Start of Material for the task
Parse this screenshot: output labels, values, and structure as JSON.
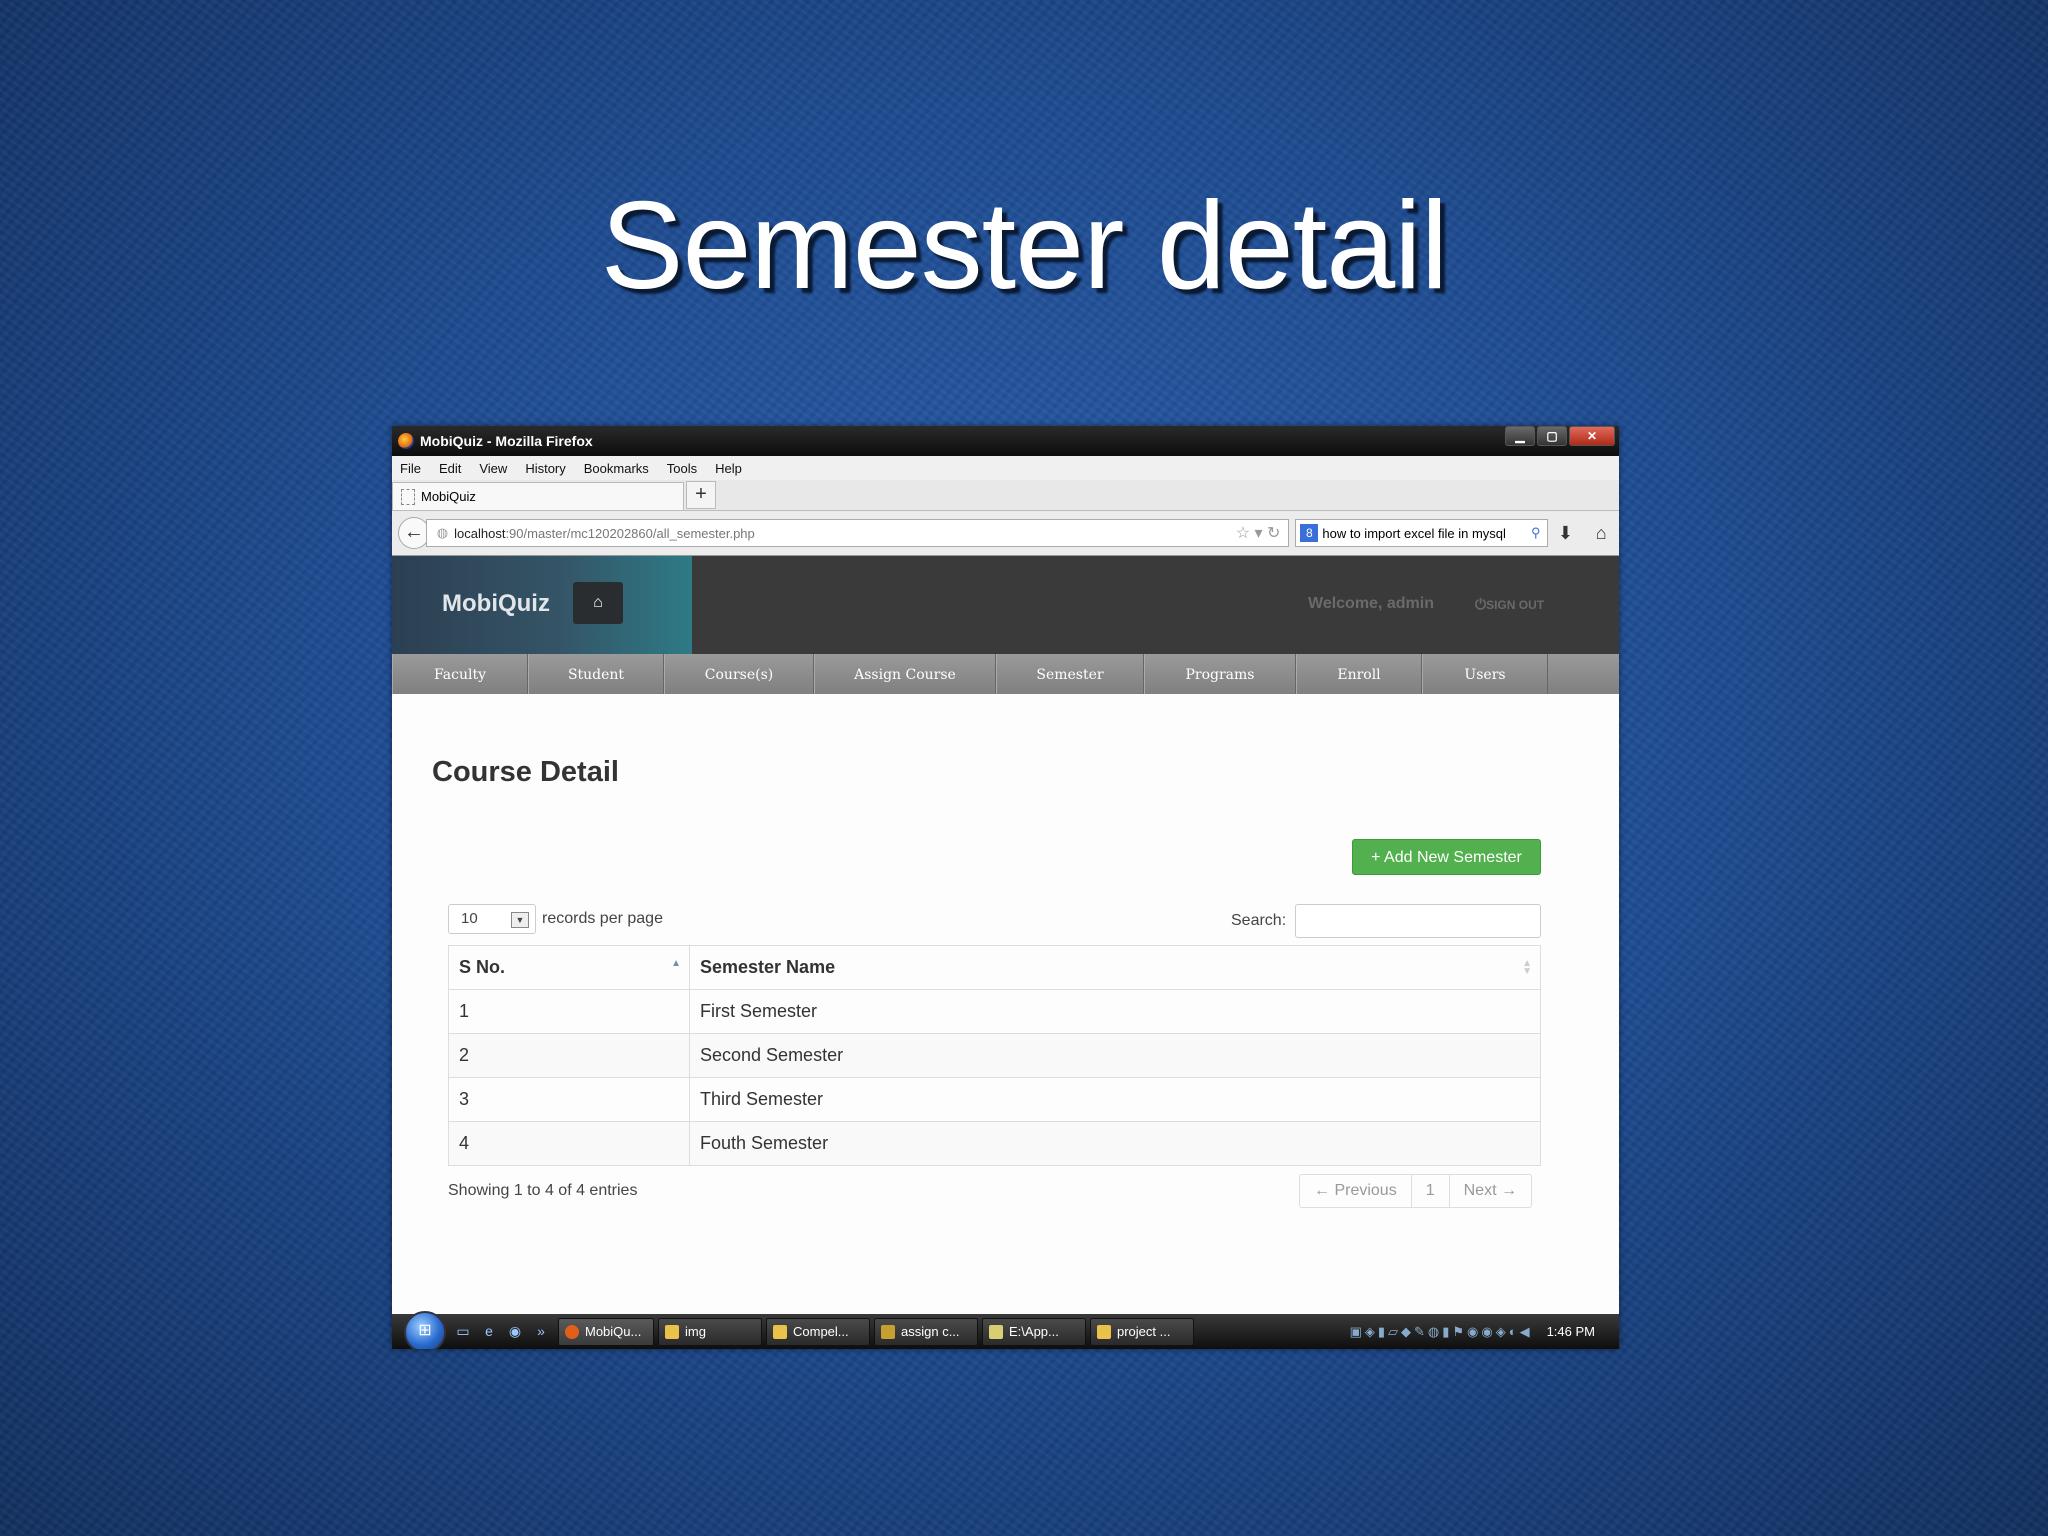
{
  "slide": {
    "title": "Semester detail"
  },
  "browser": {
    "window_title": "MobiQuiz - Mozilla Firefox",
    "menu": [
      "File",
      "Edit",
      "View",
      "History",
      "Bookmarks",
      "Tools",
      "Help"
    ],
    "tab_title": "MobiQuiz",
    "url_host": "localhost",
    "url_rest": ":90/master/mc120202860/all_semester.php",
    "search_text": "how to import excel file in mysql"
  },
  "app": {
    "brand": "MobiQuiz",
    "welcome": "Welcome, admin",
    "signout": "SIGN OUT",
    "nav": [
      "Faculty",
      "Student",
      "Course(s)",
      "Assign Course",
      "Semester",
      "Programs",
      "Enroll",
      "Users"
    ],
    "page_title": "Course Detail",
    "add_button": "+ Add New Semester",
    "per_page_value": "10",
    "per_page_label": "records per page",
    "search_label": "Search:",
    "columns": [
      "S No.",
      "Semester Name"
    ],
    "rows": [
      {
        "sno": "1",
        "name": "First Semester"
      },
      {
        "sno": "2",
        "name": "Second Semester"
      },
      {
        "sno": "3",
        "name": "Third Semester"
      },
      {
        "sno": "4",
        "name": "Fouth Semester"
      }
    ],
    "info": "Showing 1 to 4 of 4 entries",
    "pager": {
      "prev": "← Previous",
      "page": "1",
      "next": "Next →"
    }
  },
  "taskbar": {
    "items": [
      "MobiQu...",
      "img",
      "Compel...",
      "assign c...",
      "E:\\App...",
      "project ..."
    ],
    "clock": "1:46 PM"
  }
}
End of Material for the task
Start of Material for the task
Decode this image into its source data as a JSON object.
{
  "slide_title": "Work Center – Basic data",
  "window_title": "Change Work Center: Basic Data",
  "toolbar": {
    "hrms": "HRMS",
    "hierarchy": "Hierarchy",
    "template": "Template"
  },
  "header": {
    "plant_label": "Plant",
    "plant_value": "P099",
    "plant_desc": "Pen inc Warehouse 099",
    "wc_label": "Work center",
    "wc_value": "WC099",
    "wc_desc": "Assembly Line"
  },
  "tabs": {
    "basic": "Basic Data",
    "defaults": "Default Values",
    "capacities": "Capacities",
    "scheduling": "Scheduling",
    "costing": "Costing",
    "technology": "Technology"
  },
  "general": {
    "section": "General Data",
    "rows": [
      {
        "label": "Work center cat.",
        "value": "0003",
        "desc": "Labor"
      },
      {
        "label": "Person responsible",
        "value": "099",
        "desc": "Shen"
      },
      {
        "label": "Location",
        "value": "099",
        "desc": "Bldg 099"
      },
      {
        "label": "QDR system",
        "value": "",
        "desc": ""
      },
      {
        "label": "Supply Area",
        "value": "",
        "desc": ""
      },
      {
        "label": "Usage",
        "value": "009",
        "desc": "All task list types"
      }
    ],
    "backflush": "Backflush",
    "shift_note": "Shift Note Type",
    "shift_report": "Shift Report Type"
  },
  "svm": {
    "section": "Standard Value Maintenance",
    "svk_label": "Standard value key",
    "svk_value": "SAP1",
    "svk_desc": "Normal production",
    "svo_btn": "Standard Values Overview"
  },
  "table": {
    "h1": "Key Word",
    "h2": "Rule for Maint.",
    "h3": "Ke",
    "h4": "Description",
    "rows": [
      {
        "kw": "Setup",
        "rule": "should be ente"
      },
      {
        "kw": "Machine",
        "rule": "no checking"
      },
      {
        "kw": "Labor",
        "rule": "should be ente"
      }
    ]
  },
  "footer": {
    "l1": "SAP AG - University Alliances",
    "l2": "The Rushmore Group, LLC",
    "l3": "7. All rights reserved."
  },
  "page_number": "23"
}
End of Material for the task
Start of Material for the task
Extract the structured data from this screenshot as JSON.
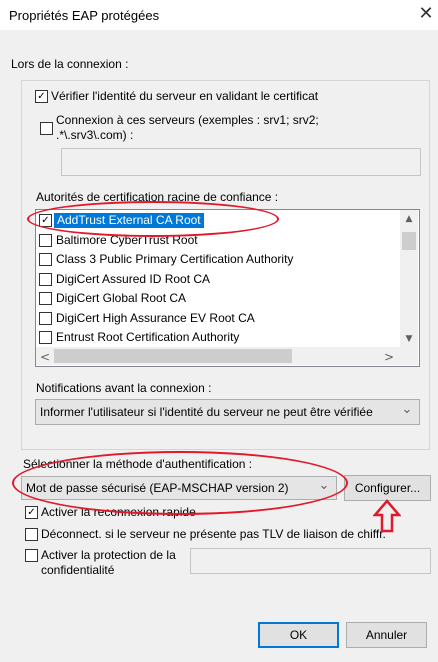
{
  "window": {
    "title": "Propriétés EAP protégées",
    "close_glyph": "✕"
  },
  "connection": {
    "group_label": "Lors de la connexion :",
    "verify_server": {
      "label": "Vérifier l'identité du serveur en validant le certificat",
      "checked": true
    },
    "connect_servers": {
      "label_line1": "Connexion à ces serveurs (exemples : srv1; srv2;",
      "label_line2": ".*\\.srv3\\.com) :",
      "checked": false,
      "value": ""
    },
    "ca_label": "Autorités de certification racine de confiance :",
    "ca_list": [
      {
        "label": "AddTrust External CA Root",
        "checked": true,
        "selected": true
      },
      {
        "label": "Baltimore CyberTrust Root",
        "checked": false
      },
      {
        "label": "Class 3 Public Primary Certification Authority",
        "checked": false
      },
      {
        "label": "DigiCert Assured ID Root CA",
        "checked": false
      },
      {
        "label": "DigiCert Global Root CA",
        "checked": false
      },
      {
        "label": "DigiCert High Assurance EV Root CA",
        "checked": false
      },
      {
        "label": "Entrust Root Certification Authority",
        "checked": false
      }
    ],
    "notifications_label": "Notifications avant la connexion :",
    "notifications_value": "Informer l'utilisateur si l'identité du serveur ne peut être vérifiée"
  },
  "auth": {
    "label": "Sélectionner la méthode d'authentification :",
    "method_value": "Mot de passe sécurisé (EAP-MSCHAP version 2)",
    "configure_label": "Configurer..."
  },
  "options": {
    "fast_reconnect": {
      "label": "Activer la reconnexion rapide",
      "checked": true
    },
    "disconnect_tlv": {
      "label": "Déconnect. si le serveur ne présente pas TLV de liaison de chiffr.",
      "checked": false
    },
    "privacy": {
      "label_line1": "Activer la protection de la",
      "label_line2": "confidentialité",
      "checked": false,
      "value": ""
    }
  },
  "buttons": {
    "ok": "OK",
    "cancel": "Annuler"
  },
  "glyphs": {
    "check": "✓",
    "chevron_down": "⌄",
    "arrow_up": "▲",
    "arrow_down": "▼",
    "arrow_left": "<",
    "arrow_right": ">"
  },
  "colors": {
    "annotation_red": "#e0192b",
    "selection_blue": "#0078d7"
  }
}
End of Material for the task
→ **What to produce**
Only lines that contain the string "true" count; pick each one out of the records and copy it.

→ **Expected answer**
      "checked": true
        "checked": true,
        "selected": true
      "checked": true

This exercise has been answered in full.